Another overall thing to keep in mind is that the statement isn’t really true. He started out as Dylan folkie, then switched to the Incredible String Band-ish Tyrannosaurus Rex, then to T. Rex. With T. Rex, he had hit on the sound that made him a superstar (at least outside the US), and that’s what he wanted to be and he rode it.
Rode it like Eddie Arcaro! But, wait, that Eddie Arcaro, he was a one-trick pony (yes, I confess, I used Arcaro just so I could use that line), he really wasn’t that good, all he ever did was ride horses, never won the home run crown, never was NBA MVP.
Silly, huh? Arcaro was the greatest ever at what he did; you don’t criticize him for what he didn’t do. Likewise with Bolan. While he wasn’t the greatest at what he did, he was great. He wasn’t Chuck Berry (although he nicked a whole lot from Berry), and we don’t criticize Berry for writing the same song over and over.
Bolan realized before the punks, at a time when rock & roll was splintering into prog and metal and Laurel Canyon and all the rest, that rock & roll at its birth was about boys & girls & love & sex married to a great riff and that’s what he did. Yep, over and over, but it sure is a good formula, isn’t it?
He has never gotten the credit he deserves. Not for returning to the roots before The Ramones or the New York Dolls or punk ever did, not for paving the way for Bowie with glam (and later, Marc shifted into soul-influenced music due to his relationship with Gloria Jones of “Tainted Love” fame before Bowie as well), not for embracing “stardom” before Elton John. [Side note apropos of nothing: Marc, David, and Elton were all born in 1947.]

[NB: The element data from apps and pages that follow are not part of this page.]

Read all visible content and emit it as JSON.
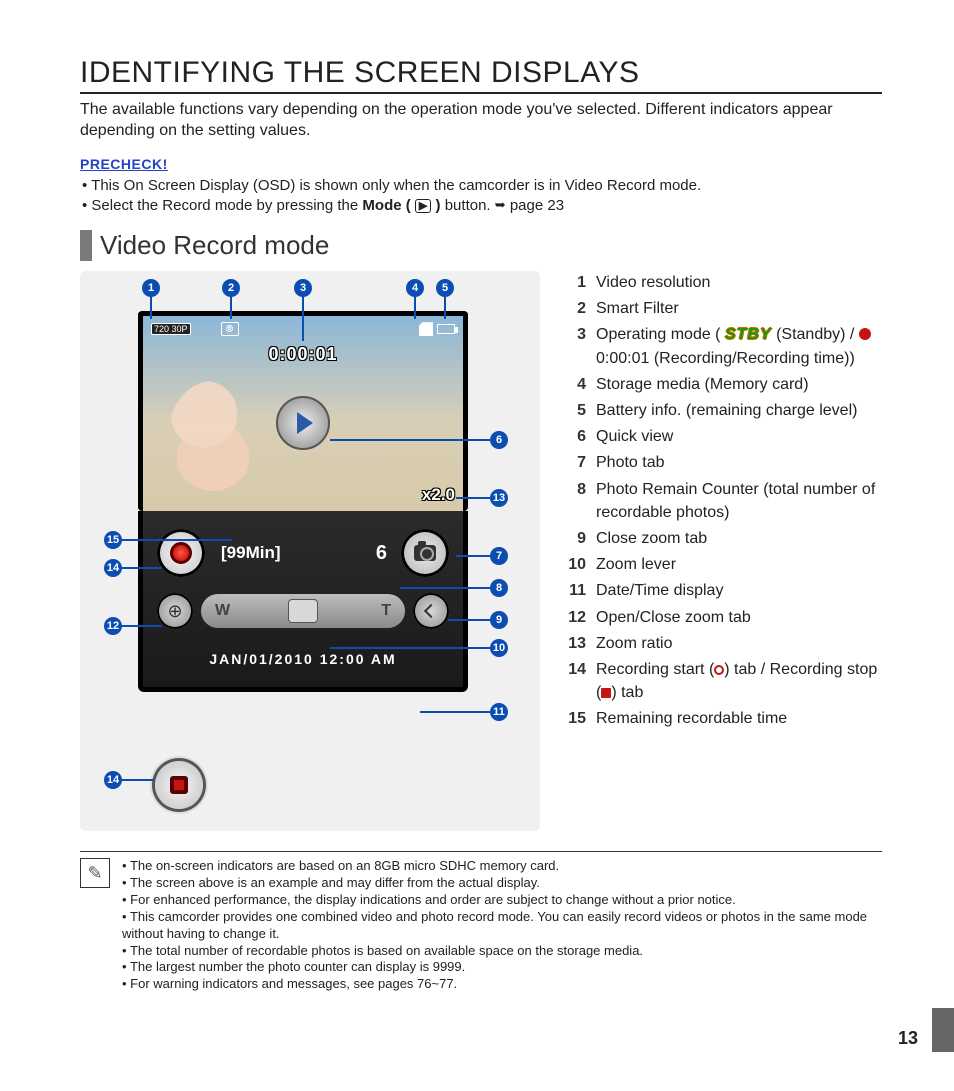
{
  "title": "IDENTIFYING THE SCREEN DISPLAYS",
  "intro": "The available functions vary depending on the operation mode you've selected. Different indicators appear depending on the setting values.",
  "precheck_heading": "PRECHECK!",
  "precheck": {
    "item1": "This On Screen Display (OSD) is shown only when the camcorder is in Video Record mode.",
    "item2_a": "Select the Record mode by pressing the ",
    "item2_b": "Mode (",
    "item2_icon": "▶",
    "item2_c": ")",
    "item2_d": " button. ",
    "item2_arrow": "➥",
    "item2_e": "page 23"
  },
  "section_heading": "Video Record mode",
  "screen": {
    "resolution_label": "720 30P",
    "recording_time": "0:00:01",
    "zoom_ratio": "x2.0",
    "remaining_time": "[99Min]",
    "photo_remain": "6",
    "zoom_W": "W",
    "zoom_T": "T",
    "datetime": "JAN/01/2010 12:00 AM"
  },
  "callouts": {
    "1": "1",
    "2": "2",
    "3": "3",
    "4": "4",
    "5": "5",
    "6": "6",
    "7": "7",
    "8": "8",
    "9": "9",
    "10": "10",
    "11": "11",
    "12": "12",
    "13": "13",
    "14": "14",
    "15": "15",
    "14b": "14"
  },
  "legend": {
    "1": "Video resolution",
    "2": "Smart Filter",
    "3_a": "Operating mode ( ",
    "3_stby": "STBY",
    "3_b": " (Standby) / ",
    "3_c": " 0:00:01 (Recording/Recording time))",
    "4": "Storage media (Memory card)",
    "5": "Battery info. (remaining charge level)",
    "6": "Quick view",
    "7": "Photo tab",
    "8": "Photo Remain Counter (total number of recordable photos)",
    "9": "Close zoom tab",
    "10": "Zoom lever",
    "11": "Date/Time display",
    "12": "Open/Close zoom tab",
    "13": "Zoom ratio",
    "14_a": "Recording start (",
    "14_b": ") tab / Recording stop (",
    "14_c": ") tab",
    "15": "Remaining recordable time"
  },
  "notes": {
    "n1": "The on-screen indicators are based on an 8GB micro SDHC memory card.",
    "n2": "The screen above is an example and may differ from the actual display.",
    "n3": "For enhanced performance, the display indications and order are subject to change without a prior notice.",
    "n4": "This camcorder provides one combined video and photo record mode. You can easily record videos or photos in the same mode without having to change it.",
    "n5": "The total number of recordable photos is based on available space on the storage media.",
    "n6": "The largest number the photo counter can display is 9999.",
    "n7": "For warning indicators and messages, see pages 76~77."
  },
  "page_number": "13"
}
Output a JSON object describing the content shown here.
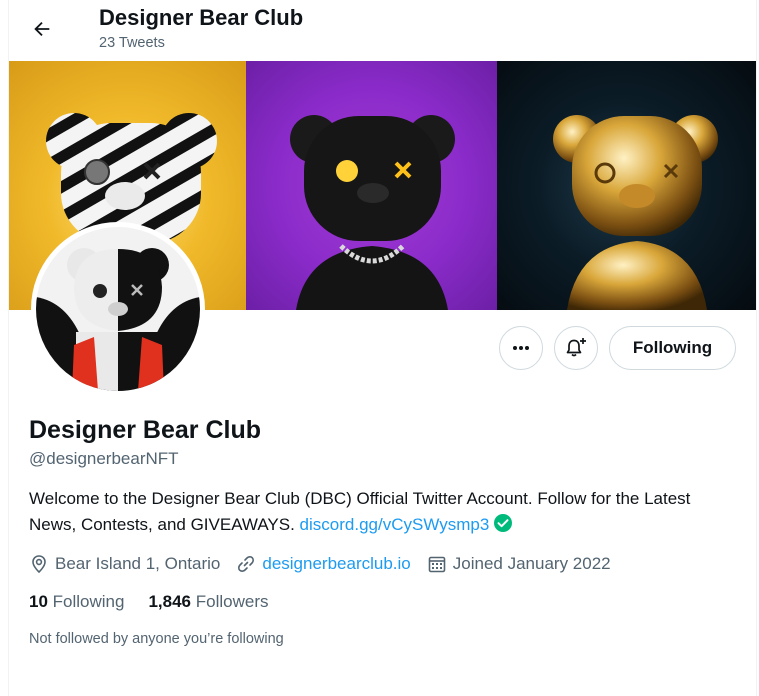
{
  "header": {
    "title": "Designer Bear Club",
    "subtitle": "23 Tweets"
  },
  "actions": {
    "following_label": "Following"
  },
  "profile": {
    "name": "Designer Bear Club",
    "handle": "@designerbearNFT",
    "bio_text": "Welcome to the Designer Bear Club (DBC) Official Twitter Account. Follow for the Latest News, Contests, and GIVEAWAYS.",
    "bio_link": "discord.gg/vCySWysmp3",
    "location": "Bear Island 1, Ontario",
    "website": "designerbearclub.io",
    "joined": "Joined January 2022",
    "following_count": "10",
    "following_label": "Following",
    "followers_count": "1,846",
    "followers_label": "Followers",
    "followed_by_note": "Not followed by anyone you’re following"
  },
  "colors": {
    "accent": "#1d9bf0",
    "verified": "#00ba7c",
    "text_primary": "#0f1419",
    "text_secondary": "#536471"
  },
  "icons": {
    "back": "arrow-left-icon",
    "more": "more-dots-icon",
    "notify": "bell-plus-icon",
    "location": "location-pin-icon",
    "website": "link-icon",
    "joined": "calendar-icon",
    "verified": "verified-check-icon"
  }
}
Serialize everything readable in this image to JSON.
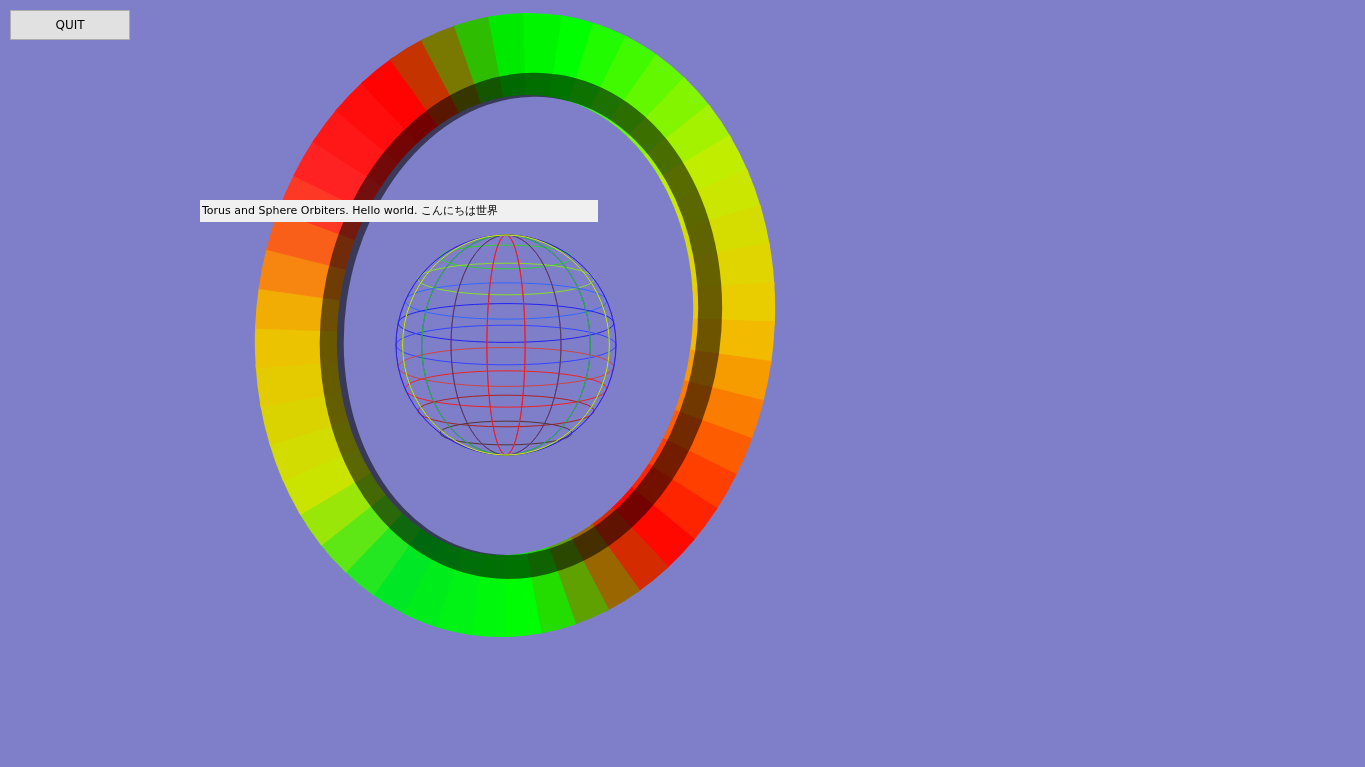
{
  "quit_button": {
    "label": "QUIT"
  },
  "caption": {
    "text": "Torus and Sphere Orbiters. Hello world. こんにちは世界"
  }
}
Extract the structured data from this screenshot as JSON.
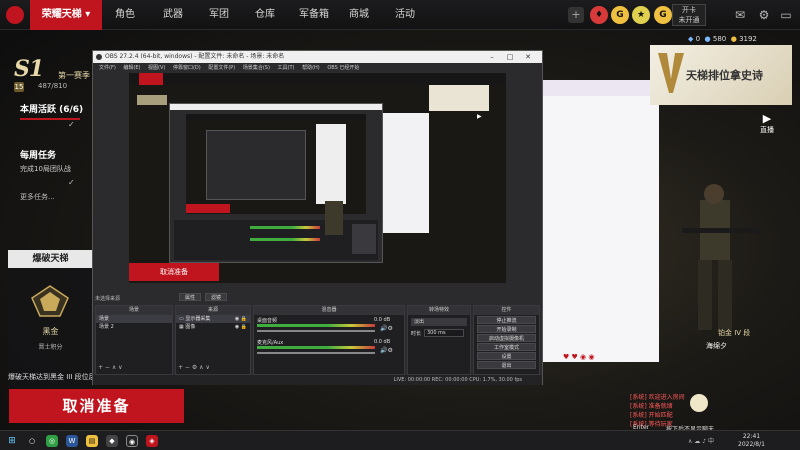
{
  "topnav": {
    "active": "荣耀天梯",
    "items": [
      "角色",
      "武器",
      "军团",
      "仓库",
      "军备箱",
      "商城",
      "活动"
    ]
  },
  "topright": {
    "card_line1": "开卡",
    "card_line2": "未开通",
    "coin_a": "0",
    "coin_b": "580",
    "coin_c": "3192"
  },
  "season": {
    "logo": "S1",
    "label": "第一赛季",
    "level": "15",
    "progress": "487/810"
  },
  "weekly": {
    "title": "本周活跃 (6/6)"
  },
  "daily": {
    "title": "每周任务",
    "desc": "完成10局团队战"
  },
  "more_tasks": "更多任务...",
  "breach": {
    "header": "爆破天梯",
    "rank": "黑金",
    "points": "晋士积分",
    "desc": "爆破天梯达到黑金 III 段位后"
  },
  "cancel_label": "取消准备",
  "promo": {
    "text": "天梯排位拿史诗"
  },
  "live_label": "直播",
  "player": {
    "rank": "铂金 IV 段",
    "name": "海绵夕"
  },
  "chat": {
    "lines": [
      "[系统] 欢迎进入房间",
      "[系统] 准备就绪",
      "[系统] 开始匹配",
      "[系统] 等待玩家"
    ],
    "enter": "Enter",
    "mute": "按下后不显示聊天"
  },
  "obs": {
    "title": "OBS 27.2.4 (64-bit, windows) - 配置文件: 未命名 - 场景: 未命名",
    "menu": [
      "文件(F)",
      "编辑(E)",
      "视图(V)",
      "停靠窗口(D)",
      "配置文件(P)",
      "场景集合(S)",
      "工具(T)",
      "帮助(H)",
      "OBS 已经开始"
    ],
    "preview_label": "取消准备",
    "docks": {
      "scenes_title": "场景",
      "sources_title": "来源",
      "mixer_title": "混音器",
      "transitions_title": "转场特效",
      "controls_title": "控件"
    },
    "scenes": [
      "场景",
      "场景 2"
    ],
    "sources": [
      "显示器采集",
      "图像"
    ],
    "mixer": [
      {
        "name": "桌面音频",
        "level": "0.0 dB"
      },
      {
        "name": "麦克风/Aux",
        "level": "0.0 dB"
      }
    ],
    "transition": {
      "type": "淡出",
      "duration_label": "时长",
      "duration": "300 ms"
    },
    "controls": [
      "停止推流",
      "开始录制",
      "启动虚拟摄像机",
      "工作室模式",
      "设置",
      "退出"
    ],
    "status": "LIVE: 00:00:00   REC: 00:00:00   CPU: 1.7%, 30.00 fps",
    "selected_label": "未选择来源",
    "props_label": "属性",
    "filters_label": "滤镜"
  },
  "taskbar": {
    "time": "22:41",
    "date": "2022/8/1"
  }
}
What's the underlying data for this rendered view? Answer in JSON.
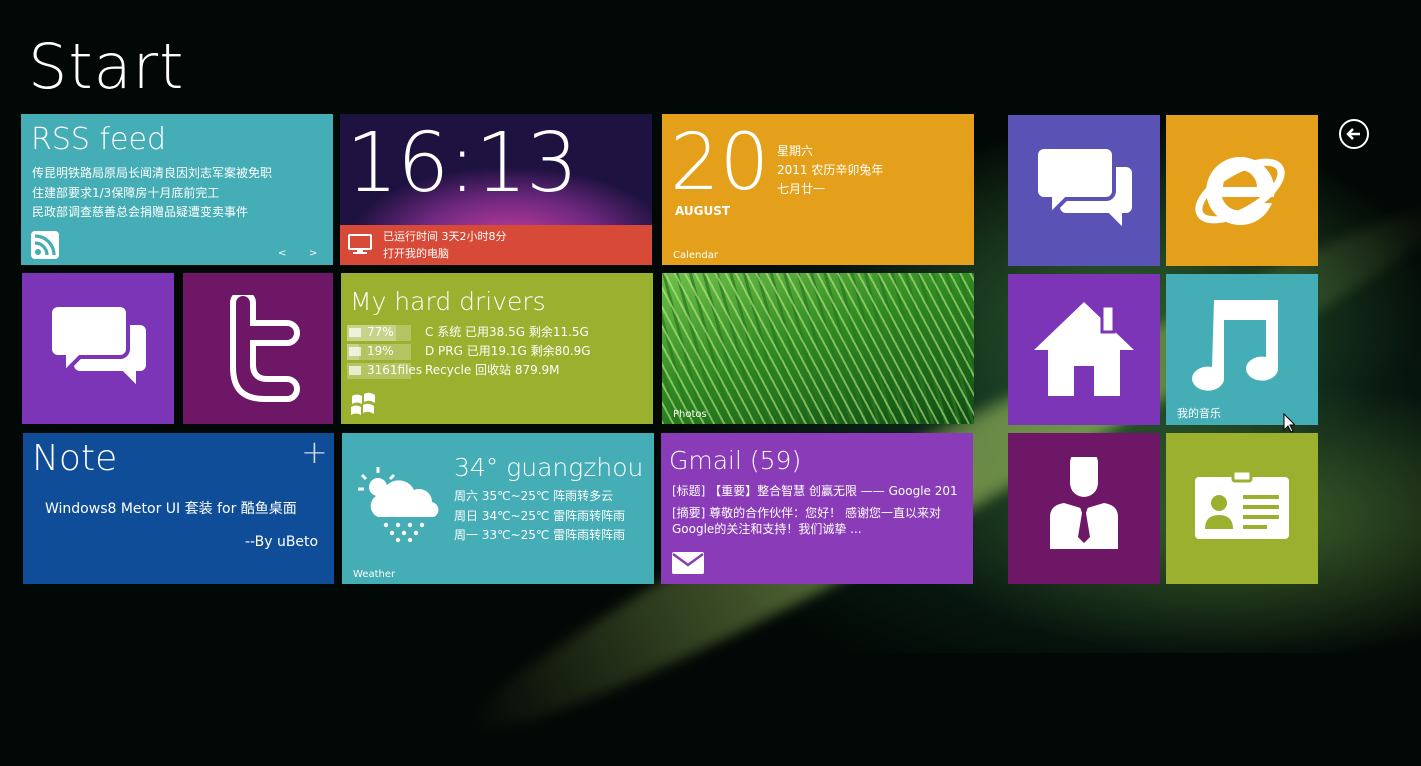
{
  "page": {
    "title": "Start"
  },
  "rss": {
    "title": "RSS feed",
    "lines": [
      "传昆明铁路局原局长闻清良因刘志军案被免职",
      "住建部要求1/3保障房十月底前完工",
      "民政部调查慈善总会捐赠品疑遭变卖事件"
    ],
    "prev": "<",
    "next": ">"
  },
  "clock": {
    "time": "16:13",
    "uptime": "已运行时间 3天2小时8分",
    "open": "打开我的电脑"
  },
  "calendar": {
    "day": "20",
    "month": "AUGUST",
    "weekday": "星期六",
    "lunar_year": "2011 农历辛卯兔年",
    "lunar_day": "七月廿一",
    "label": "Calendar"
  },
  "drives": {
    "title": "My hard drivers",
    "rows": [
      {
        "badge": "77%",
        "text": "C 系统 已用38.5G 剩余11.5G",
        "fill": 0.77
      },
      {
        "badge": "19%",
        "text": "D PRG 已用19.1G 剩余80.9G",
        "fill": 0.19
      },
      {
        "badge": "3161files",
        "text": "Recycle 回收站 879.9M",
        "fill": 0
      }
    ]
  },
  "photos": {
    "label": "Photos"
  },
  "note": {
    "title": "Note",
    "body": "Windows8 Metor UI 套装 for 酷鱼桌面",
    "sign": "--By uBeto",
    "plus": "+"
  },
  "weather": {
    "title": "34° guangzhou",
    "days": [
      "周六 35℃~25℃ 阵雨转多云",
      "周日 34℃~25℃ 雷阵雨转阵雨",
      "周一 33℃~25℃ 雷阵雨转阵雨"
    ],
    "label": "Weather"
  },
  "gmail": {
    "title": "Gmail (59)",
    "line1": "[标题] 【重要】整合智慧 创赢无限 —— Google 201",
    "line2": "[摘要] 尊敬的合作伙伴：您好！ 感谢您一直以来对",
    "line3": "Google的关注和支持！我们诚挚 ..."
  },
  "music": {
    "label": "我的音乐"
  },
  "colors": {
    "teal": "#44adb5",
    "purple": "#7c35b6",
    "magenta": "#6e1766",
    "green": "#9bb02f",
    "orange": "#e4a01b",
    "blue": "#0f4d99",
    "indigo": "#5a53b5",
    "violet": "#8a3cb8",
    "red": "#d64a37"
  }
}
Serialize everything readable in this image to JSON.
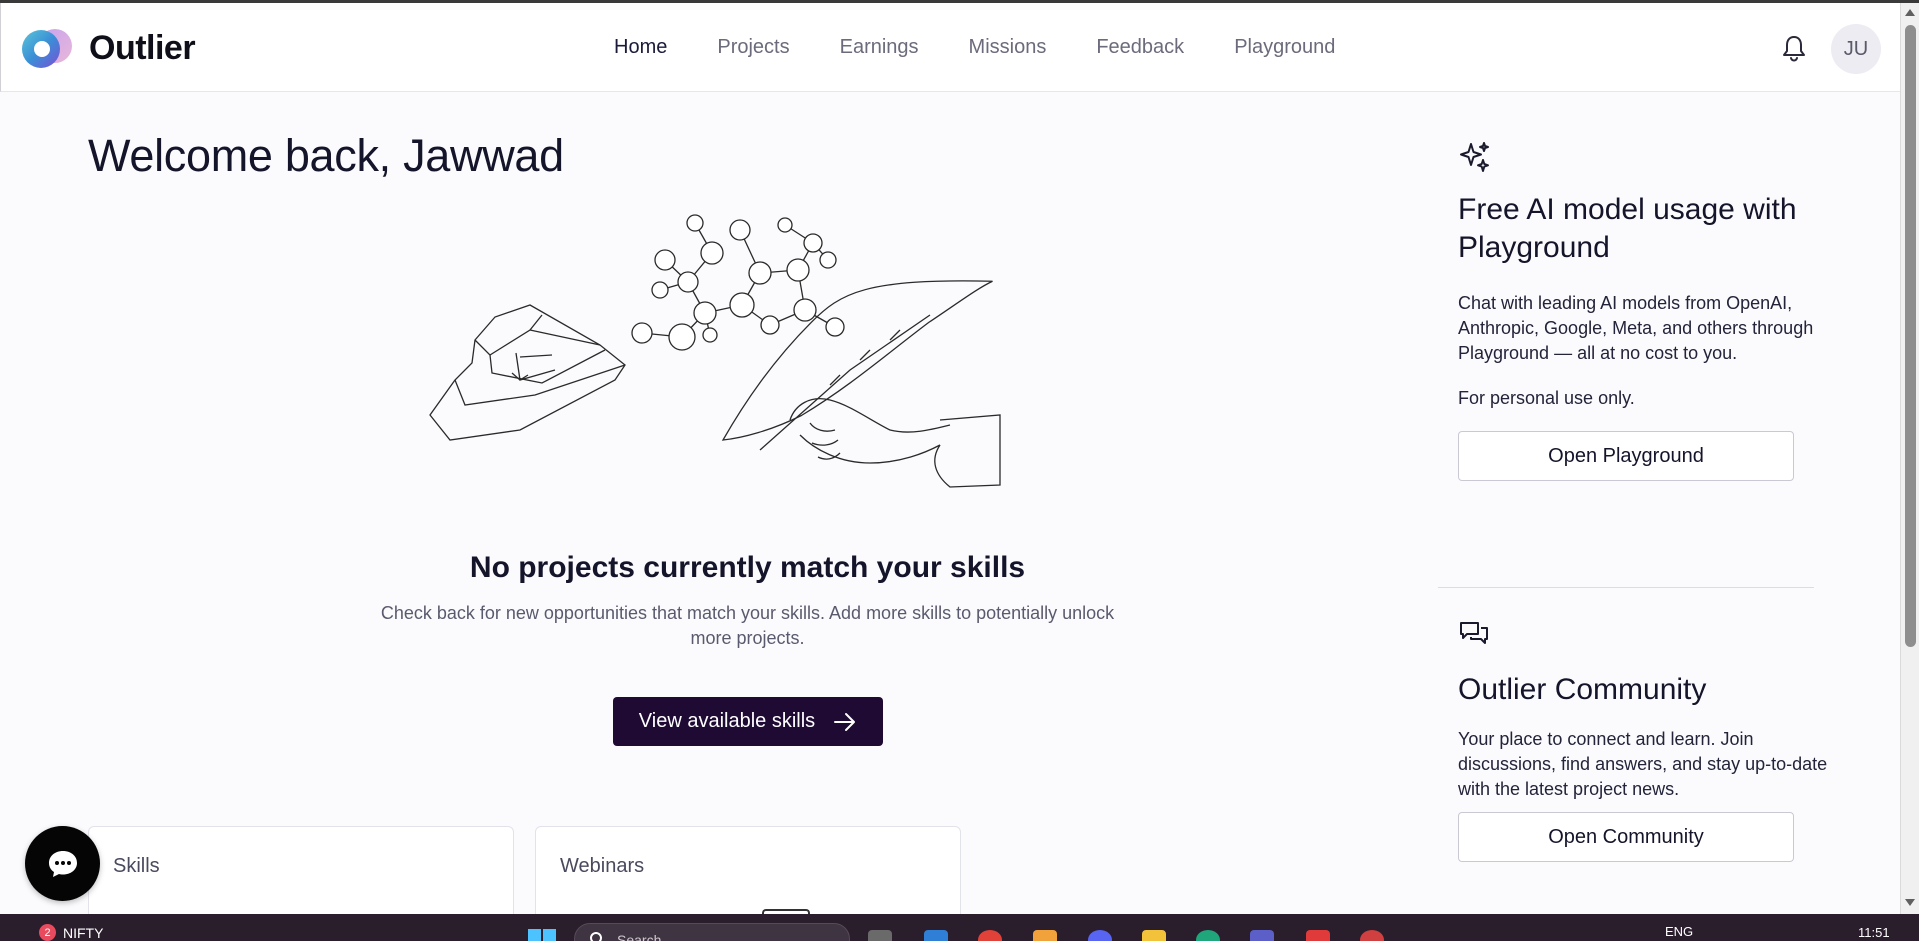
{
  "header": {
    "brand": "Outlier",
    "nav": [
      {
        "label": "Home",
        "active": true
      },
      {
        "label": "Projects",
        "active": false
      },
      {
        "label": "Earnings",
        "active": false
      },
      {
        "label": "Missions",
        "active": false
      },
      {
        "label": "Feedback",
        "active": false
      },
      {
        "label": "Playground",
        "active": false
      }
    ],
    "avatar_initials": "JU"
  },
  "main": {
    "welcome": "Welcome back, Jawwad",
    "empty_title": "No projects currently match your skills",
    "empty_desc": "Check back for new opportunities that match your skills. Add more skills to potentially unlock more projects.",
    "cta_label": "View available skills",
    "cards": [
      {
        "title": "Skills"
      },
      {
        "title": "Webinars"
      }
    ]
  },
  "side": {
    "playground": {
      "title": "Free AI model usage with Playground",
      "desc": "Chat with leading AI models from OpenAI, Anthropic, Google, Meta, and others through Playground — all at no cost to you.",
      "note": "For personal use only.",
      "button": "Open Playground"
    },
    "community": {
      "title": "Outlier Community",
      "desc": "Your place to connect and learn. Join discussions, find answers, and stay up-to-date with the latest project news.",
      "button": "Open Community"
    }
  },
  "taskbar": {
    "badge_count": "2",
    "ticker": "NIFTY",
    "search_placeholder": "Search",
    "language": "ENG",
    "time": "11:51"
  },
  "colors": {
    "cta_bg": "#1e0a33",
    "page_bg": "#fbfbfd",
    "taskbar_bg": "#2a1d2c"
  }
}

Here is a playlist, if not exactly a UK 14 track best of. No “Get It On,” no “Telegram Sam,” no “Jeepster.” You all know those anyway and that’s probably all you know. Be honest EPG, you couldn’t name 10 T. Rex songs, never mind 60.